Do not confuse black cohosh with blue or white cohoshManagement of menopausal symptomsPremenstrual discomfortDysmenorrheaMild sedativeRheumatism


Therapeutic effects are produced by glycosides isolated from the fresh or dried rhizome with attached roots.
Mechanism of action is unclear.

Therapeutic effects

May decrease symptoms of menopause, including hot flashes, sweating, sleep disturbance, and anxiety. Has no effect on vaginal epithelium.


Absorption: Unknown.
Distribution: Unknown.
Metabolism and Excretion: Unknown.
Half-life: Unknown.

Time/action profile



Contraindicated in: Obstetric: Pregnancy and lactation.
Use Cautiously in: Breast cancer (may increase risk of metastasis); Hormone-sensitive cancers ; Protein S deficiency (increased risk for thrombosis); Liver disease.

Adverse Reactions/Side Effects


  • seizures (in combination with evening primrose and chasteberry) (life-threatening)
  • headache
  • dizziness


  • GI upset
  • hepatotoxicity


  • rash


  • weight gain
  • cramping
  • breast tenderness
  • vaginal spotting/bleeding


Unknown effects when combined with hormone replacement therapy and antiestrogens (e.g., tamoxifen ).Concurrent use with hepatotoxic drugs may ↑ risk of liver damage.Alcohol-containing preparations may interact with disulfiram and metronidazole.May ↓ cytotoxic effects of cisplatin.May precipitate hypotension when used in combination with antihypertensives.May ↑ risk of hepatotoxicity when used with chaparral, comfrey, kava-kava, and niacin.
Oral (Adults) Tablets (Remifemin®)—20 mg bid. Liquid extract—0.3–2 mL bid-tid. Tincture—2–4 mL bid–tid. Dried rhizome—0.3–2 g tid. Do not use for more than 6 mo.

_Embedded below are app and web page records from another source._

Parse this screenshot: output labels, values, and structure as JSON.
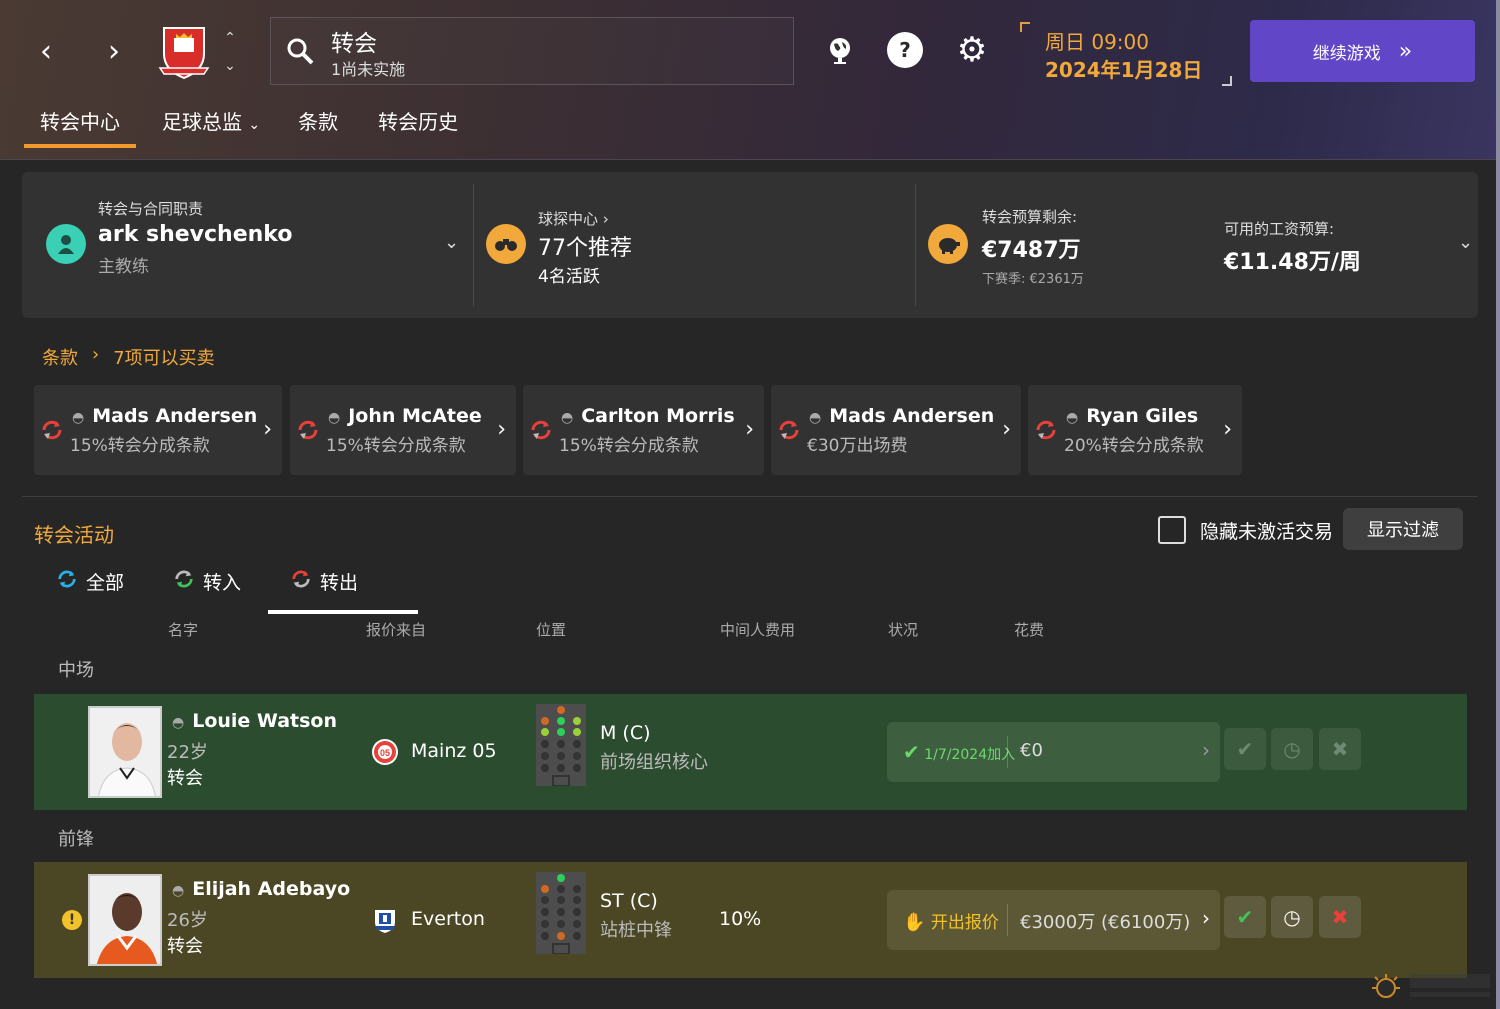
{
  "header": {
    "search_title": "转会",
    "search_sub": "1尚未实施",
    "date_day": "周日 09:00",
    "date_date": "2024年1月28日",
    "continue_label": "继续游戏",
    "tabs": [
      {
        "label": "转会中心"
      },
      {
        "label": "足球总监"
      },
      {
        "label": "条款"
      },
      {
        "label": "转会历史"
      }
    ]
  },
  "summary": {
    "responsibility_label": "转会与合同职责",
    "manager_name": "ark shevchenko",
    "manager_role": "主教练",
    "scouting_label": "球探中心",
    "recommendations": "77个推荐",
    "active": "4名活跃",
    "budget_label": "转会预算剩余:",
    "budget_value": "€7487万",
    "next_season": "下赛季: €2361万",
    "wage_label": "可用的工资预算:",
    "wage_value": "€11.48万/周"
  },
  "clauses": {
    "title": "条款",
    "count_label": "7项可以买卖",
    "items": [
      {
        "name": "Mads Andersen",
        "desc": "15%转会分成条款"
      },
      {
        "name": "John McAtee",
        "desc": "15%转会分成条款"
      },
      {
        "name": "Carlton Morris",
        "desc": "15%转会分成条款"
      },
      {
        "name": "Mads Andersen",
        "desc": "€30万出场费"
      },
      {
        "name": "Ryan Giles",
        "desc": "20%转会分成条款"
      }
    ]
  },
  "activity": {
    "title": "转会活动",
    "hide_inactive": "隐藏未激活交易",
    "show_filter": "显示过滤",
    "subtabs": [
      {
        "label": "全部"
      },
      {
        "label": "转入"
      },
      {
        "label": "转出"
      }
    ],
    "columns": [
      "名字",
      "报价来自",
      "位置",
      "中间人费用",
      "状况",
      "花费"
    ],
    "groups": [
      {
        "label": "中场"
      },
      {
        "label": "前锋"
      }
    ],
    "rows": [
      {
        "name": "Louie Watson",
        "age": "22岁",
        "type": "转会",
        "club": "Mainz 05",
        "position": "M (C)",
        "role": "前场组织核心",
        "agent_fee": "",
        "status": "1/7/2024加入",
        "cost": "€0"
      },
      {
        "name": "Elijah Adebayo",
        "age": "26岁",
        "type": "转会",
        "club": "Everton",
        "position": "ST (C)",
        "role": "站桩中锋",
        "agent_fee": "10%",
        "status": "开出报价",
        "cost": "€3000万 (€6100万)"
      }
    ]
  },
  "colors": {
    "accent_orange": "#f2a93b",
    "continue_purple": "#6246c8",
    "row_green": "#2c4c2f",
    "row_olive": "#4b4624",
    "accept_green": "#3fc35a",
    "reject_red": "#e8403a"
  }
}
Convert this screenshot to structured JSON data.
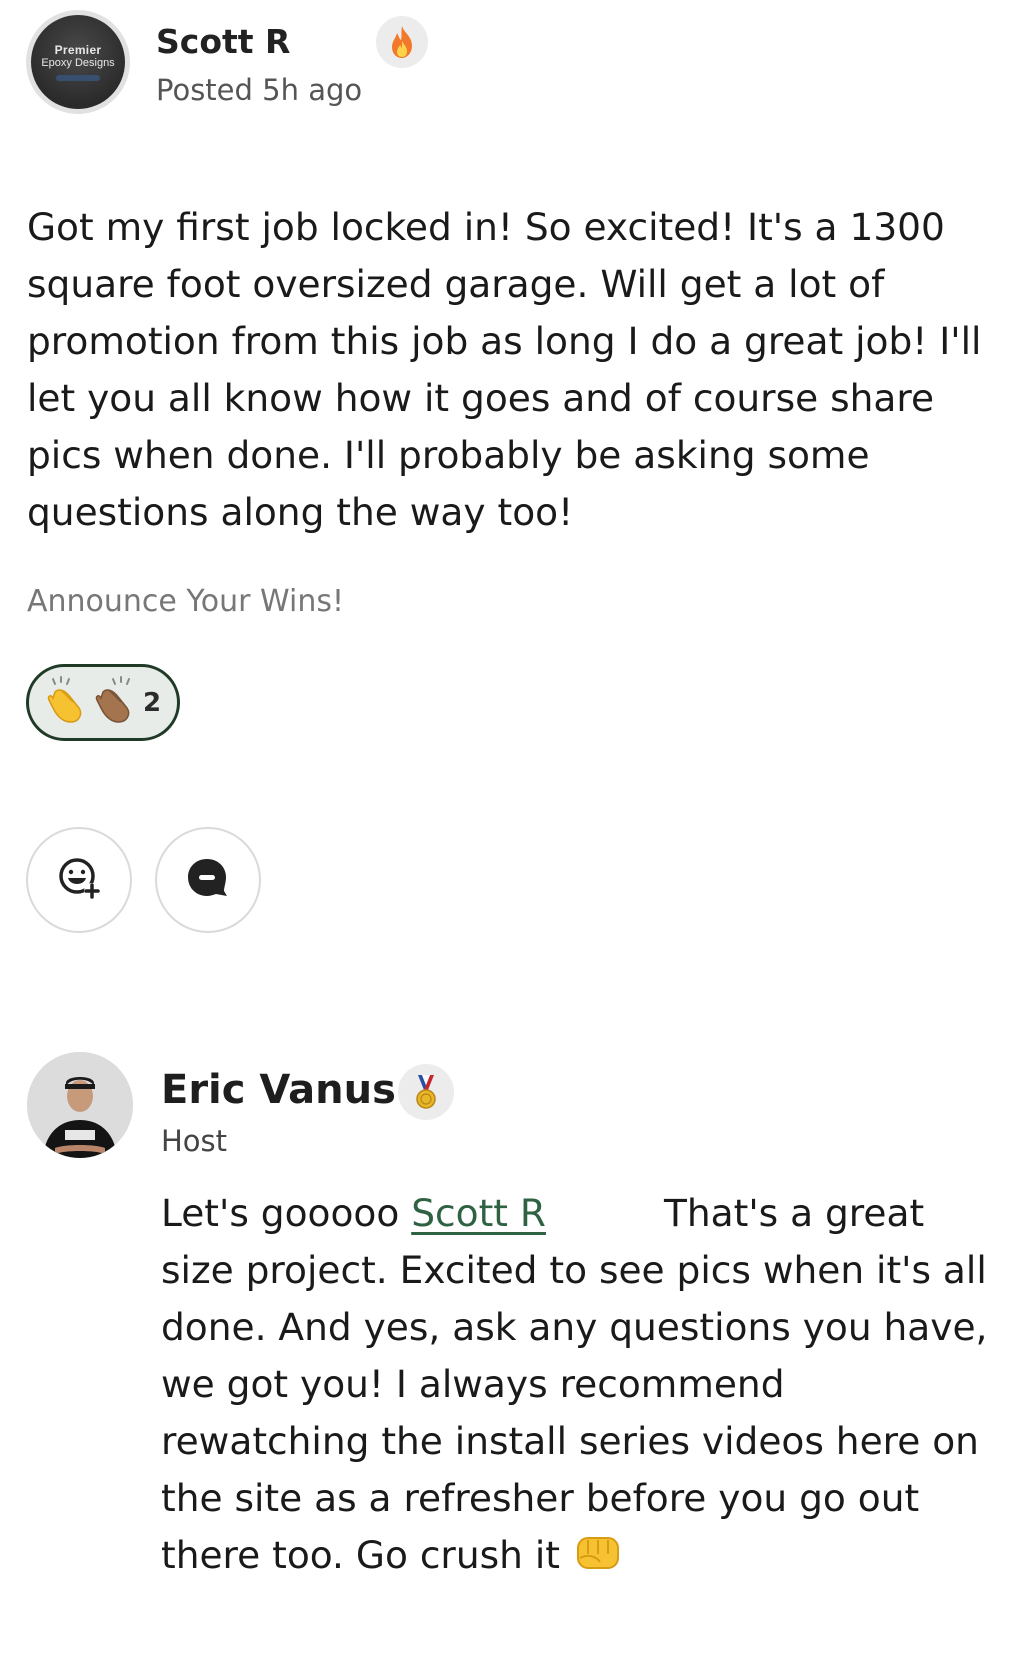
{
  "post": {
    "author": "Scott R",
    "avatar_text_line1": "Premier",
    "avatar_text_line2": "Epoxy Designs",
    "badge_icon": "fire-icon",
    "posted": "Posted 5h ago",
    "body": "Got my first job locked in! So excited! It's a 1300 square foot oversized garage. Will get a lot of promotion from this job as long I do a great job! I'll let you all know how it goes and of course share pics when done. I'll probably be asking some questions along the way too!",
    "category": "Announce Your Wins!",
    "reactions": {
      "icons": [
        "clapping-hands-icon",
        "clapping-hands-medium-dark-icon"
      ],
      "count": "2"
    },
    "actions": [
      "add-reaction-icon",
      "comment-icon"
    ]
  },
  "comment": {
    "author": "Eric Vanus",
    "badge_icon": "medal-icon",
    "role": "Host",
    "body_prefix": "Let's gooooo ",
    "mention": "Scott R",
    "body_rest": "That's a great size project. Excited to see pics when it's all done. And yes, ask any questions you have, we got you! I always recommend rewatching the install series videos here on the site as a refresher before you go out there too. Go crush it ",
    "trailing_icon": "fist-bump-icon"
  },
  "colors": {
    "accent_green": "#2f6243",
    "pill_border": "#1f3a26",
    "pill_bg": "#e7ece8"
  }
}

Alone or in combination with other herbal medicinals: OTC
Tablets (Remifemin® 20 mg [best studied black cohosh product]): OTC
Liquid extract (1:1 in 90% alcohol): OTC
Tincture (1:10 in 60% alcohol): OTC
Dried rhizome:

Nursing implications

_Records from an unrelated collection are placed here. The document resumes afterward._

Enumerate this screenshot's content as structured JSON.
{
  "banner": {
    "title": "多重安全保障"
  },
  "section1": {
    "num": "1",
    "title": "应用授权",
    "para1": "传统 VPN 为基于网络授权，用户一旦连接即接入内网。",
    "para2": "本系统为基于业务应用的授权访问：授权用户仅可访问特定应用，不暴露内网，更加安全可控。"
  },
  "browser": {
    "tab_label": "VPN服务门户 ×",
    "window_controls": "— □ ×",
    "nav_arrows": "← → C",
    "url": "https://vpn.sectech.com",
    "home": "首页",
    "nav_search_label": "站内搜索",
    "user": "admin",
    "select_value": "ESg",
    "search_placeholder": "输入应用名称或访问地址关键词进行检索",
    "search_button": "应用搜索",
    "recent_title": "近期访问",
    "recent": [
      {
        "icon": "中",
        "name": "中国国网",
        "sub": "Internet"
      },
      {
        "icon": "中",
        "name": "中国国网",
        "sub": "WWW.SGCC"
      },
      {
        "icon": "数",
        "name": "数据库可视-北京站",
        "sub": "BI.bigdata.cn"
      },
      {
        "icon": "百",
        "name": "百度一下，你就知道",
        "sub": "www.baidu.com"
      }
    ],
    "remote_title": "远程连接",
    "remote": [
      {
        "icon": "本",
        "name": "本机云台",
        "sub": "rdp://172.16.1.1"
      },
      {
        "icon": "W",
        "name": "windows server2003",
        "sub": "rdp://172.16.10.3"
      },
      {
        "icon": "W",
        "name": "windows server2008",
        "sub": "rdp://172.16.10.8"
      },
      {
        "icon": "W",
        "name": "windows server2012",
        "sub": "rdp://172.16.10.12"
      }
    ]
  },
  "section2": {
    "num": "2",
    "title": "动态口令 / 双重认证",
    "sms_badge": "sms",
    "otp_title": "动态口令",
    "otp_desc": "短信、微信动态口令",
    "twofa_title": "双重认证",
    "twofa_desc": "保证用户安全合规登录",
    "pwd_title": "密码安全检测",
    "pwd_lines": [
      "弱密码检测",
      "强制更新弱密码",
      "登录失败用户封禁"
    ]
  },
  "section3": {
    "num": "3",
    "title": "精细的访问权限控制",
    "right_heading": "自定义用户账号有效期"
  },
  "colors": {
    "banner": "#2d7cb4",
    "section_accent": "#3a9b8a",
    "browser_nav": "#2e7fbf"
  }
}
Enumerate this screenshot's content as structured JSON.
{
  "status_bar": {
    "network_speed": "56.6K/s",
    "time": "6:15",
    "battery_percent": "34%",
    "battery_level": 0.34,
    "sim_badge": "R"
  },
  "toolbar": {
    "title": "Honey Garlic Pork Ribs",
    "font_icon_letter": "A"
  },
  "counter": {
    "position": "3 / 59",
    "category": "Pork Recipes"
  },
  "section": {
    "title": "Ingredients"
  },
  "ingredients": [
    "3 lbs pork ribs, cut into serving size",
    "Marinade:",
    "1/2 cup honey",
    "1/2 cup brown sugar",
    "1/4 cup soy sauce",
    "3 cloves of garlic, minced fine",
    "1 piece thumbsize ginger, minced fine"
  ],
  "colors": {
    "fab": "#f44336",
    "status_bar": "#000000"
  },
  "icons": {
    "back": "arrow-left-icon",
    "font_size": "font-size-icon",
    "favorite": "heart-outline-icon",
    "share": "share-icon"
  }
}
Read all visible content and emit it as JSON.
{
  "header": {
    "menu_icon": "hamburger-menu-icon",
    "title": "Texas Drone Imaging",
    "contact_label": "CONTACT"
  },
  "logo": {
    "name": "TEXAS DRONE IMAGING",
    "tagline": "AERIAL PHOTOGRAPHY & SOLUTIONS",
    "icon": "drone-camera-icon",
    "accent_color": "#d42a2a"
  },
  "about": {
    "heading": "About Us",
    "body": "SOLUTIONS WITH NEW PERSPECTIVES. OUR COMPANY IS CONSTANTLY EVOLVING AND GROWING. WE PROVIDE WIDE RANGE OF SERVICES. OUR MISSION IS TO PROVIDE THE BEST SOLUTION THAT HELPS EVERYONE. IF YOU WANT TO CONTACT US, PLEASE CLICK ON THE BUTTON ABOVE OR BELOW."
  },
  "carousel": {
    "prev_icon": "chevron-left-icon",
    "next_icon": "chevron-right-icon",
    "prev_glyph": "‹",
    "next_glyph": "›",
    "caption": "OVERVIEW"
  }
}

Nursing assessment

  • Assess frequency and severity of menopausal symptoms.
  • Monitor BP for patients on antihypertensive drugs; may increase effects and cause hypotension.
  • Assess for history of seizures or liver disease.

Potential Nursing Diagnoses

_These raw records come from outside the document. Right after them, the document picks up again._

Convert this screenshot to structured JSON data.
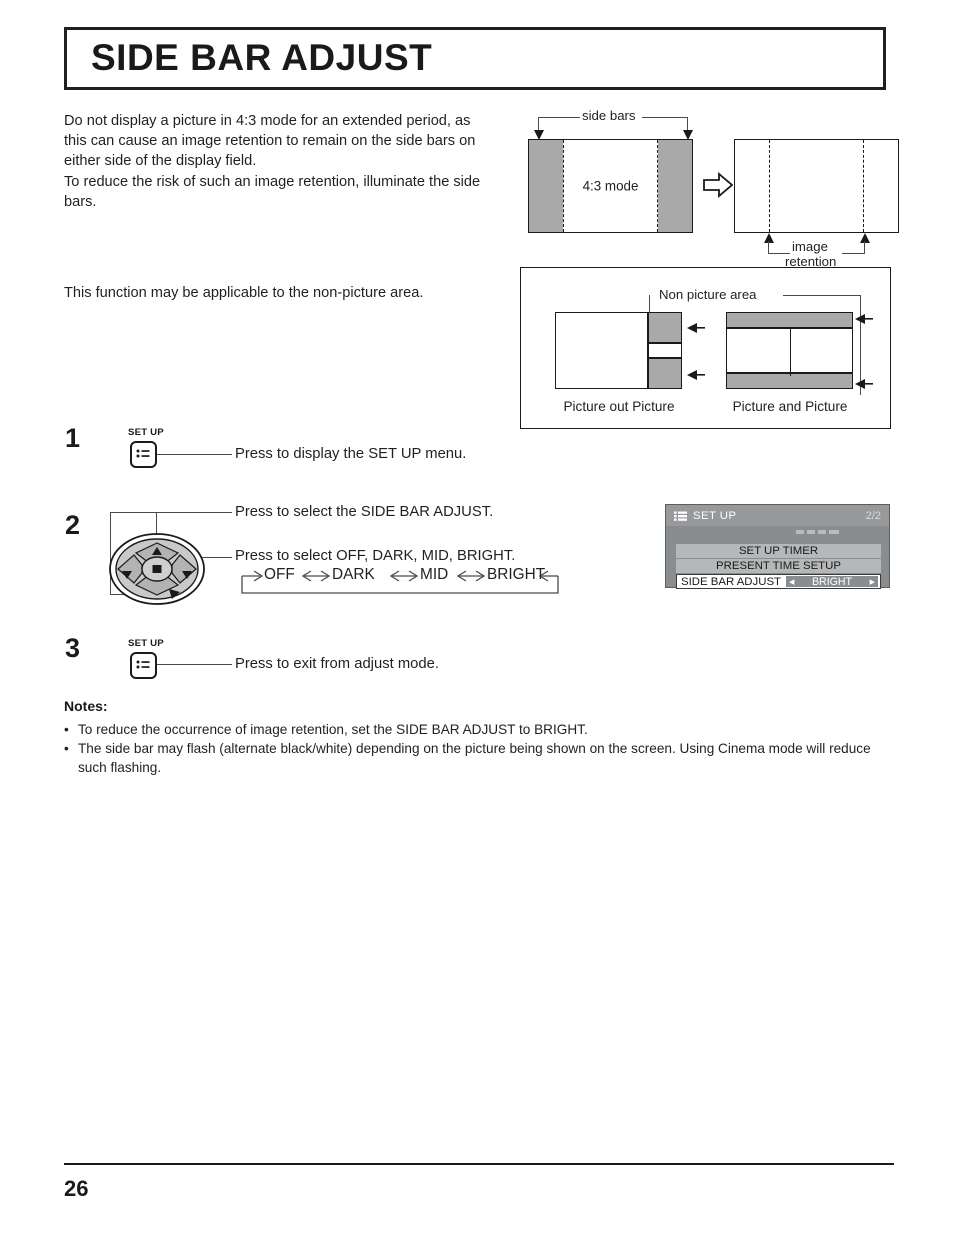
{
  "document": {
    "title": "SIDE BAR ADJUST",
    "page_number": "26"
  },
  "intro": {
    "paragraph1": "Do not display a picture in 4:3 mode for an extended period, as this can cause an image retention to remain on the side bars on either side of the display field.\nTo reduce the risk of such an image retention, illuminate the side bars.",
    "paragraph2": "This function may be applicable to the non-picture area."
  },
  "diagram_top": {
    "side_bars_label": "side bars",
    "mode_label": "4:3 mode",
    "image_retention_line1": "image",
    "image_retention_line2": "retention",
    "arrow_icon": "block-arrow-right-icon"
  },
  "diagram_non_picture": {
    "heading": "Non picture area",
    "caption_left": "Picture out Picture",
    "caption_right": "Picture and Picture"
  },
  "steps": [
    {
      "number": "1",
      "button_caption": "SET UP",
      "button_icon": "setup-menu-icon",
      "instruction": "Press to display the SET UP menu."
    },
    {
      "number": "2",
      "instruction_top": "Press to select the SIDE BAR ADJUST.",
      "instruction_bottom": "Press to select OFF, DARK, MID, BRIGHT.",
      "control_icon": "dpad-navigation-icon",
      "cycle": [
        "OFF",
        "DARK",
        "MID",
        "BRIGHT"
      ]
    },
    {
      "number": "3",
      "button_caption": "SET UP",
      "button_icon": "setup-menu-icon",
      "instruction": "Press to exit from adjust mode."
    }
  ],
  "osd": {
    "icon": "list-icon",
    "title": "SET UP",
    "page_indicator": "2/2",
    "rows": [
      {
        "label": "SET UP TIMER",
        "selected": false
      },
      {
        "label": "PRESENT TIME SETUP",
        "selected": false
      }
    ],
    "selected_row": {
      "label": "SIDE BAR ADJUST",
      "value": "BRIGHT",
      "left_arrow": "◀",
      "right_arrow": "▶"
    }
  },
  "notes": {
    "heading": "Notes:",
    "items": [
      "To reduce the occurrence of image retention, set the SIDE BAR ADJUST to BRIGHT.",
      "The side bar may flash (alternate black/white) depending on the picture being shown on the screen. Using Cinema mode will reduce such flashing."
    ],
    "bullet": "•"
  },
  "colors": {
    "gray_fill": "#a9a9a9",
    "osd_bg": "#8a8d8f",
    "osd_row": "#b5b7b9",
    "ink": "#1a1a1a"
  }
}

Sleep deprivation (Indications)


  • Administration with food may help to minimize nausea.

Patient/Family Teaching

  • Advise patient to notify health care professional if pregnancy is planned or suspected. Avoid use during pregnancy; may induce a miscarriage.
  • Patients with seizures, liver dysfunction, excessive alcohol intake, cancer, or other medical problems should be advised to consult their health care professional prior to initiating self-therapy with this herb.
  • Advise patient to consult health care professional before taking with other estrogen replacements.
  • Emphasize the importance of continued medical supervision for Pap smears, mammograms, pelvic examinations, and BP monitoring at the intervals indicated by health care professional.

Evaluation/Desired Outcomes

  • Resolution of menopausal vasomotor symptoms.

black cohosh

Herbal medicine
A perennial herb, the roots and rhizomes of which contain triterpene glycosides (actein and cimigoside), cimicifugin, salycylates, isoferulic acid, tannins and volatile oils.
Black cohosh should not be used in pregnancy, as it may cause premature labour.


Any of numerous plants once believed to be useful as a remedy for poisonous snakebites.

black snakeroot

Black cohosh.

Seneca snakeroot

, senega snakerootSenega root.

Texas snakeroot

See: Aristolochia

Virginia snakeroot

See: Aristolochia

white snakeroot

A perennial herb (Eupatorium rugosum Houtt) that contains the toxin tremetol and was once thought to be useful as a remedy for snakebites. The tremetol causes trembles in animals and milk sickness in humans. See: milk sickness; trembles; tremetol

black snakeroot,

n Latin name:
Cimicifuga racemosa, Actaea racemosa; part used: root; uses: inflammation, rheumatism, prevention or relief of spasms or cramps, co-ntraction of bodily tissues, induction of perspiration, diuretic, promotion of menstrual flow, expectorant, sleep induction, relaxant, vasodilator, painful menstruation, menopausal symptoms, childbirth, sciatica, chorea, tinnitus, and high blood pressure; precautions: may cause gastrointestinal disturbances. Also called
actee a grappes, American baneberry, amerikansk slangerod, black bugbane, black cohosh, bug-bane, cimicaire, cimicifuga, rattle root, sauco, slangenwortel, squaw root, tahta bitiotu, and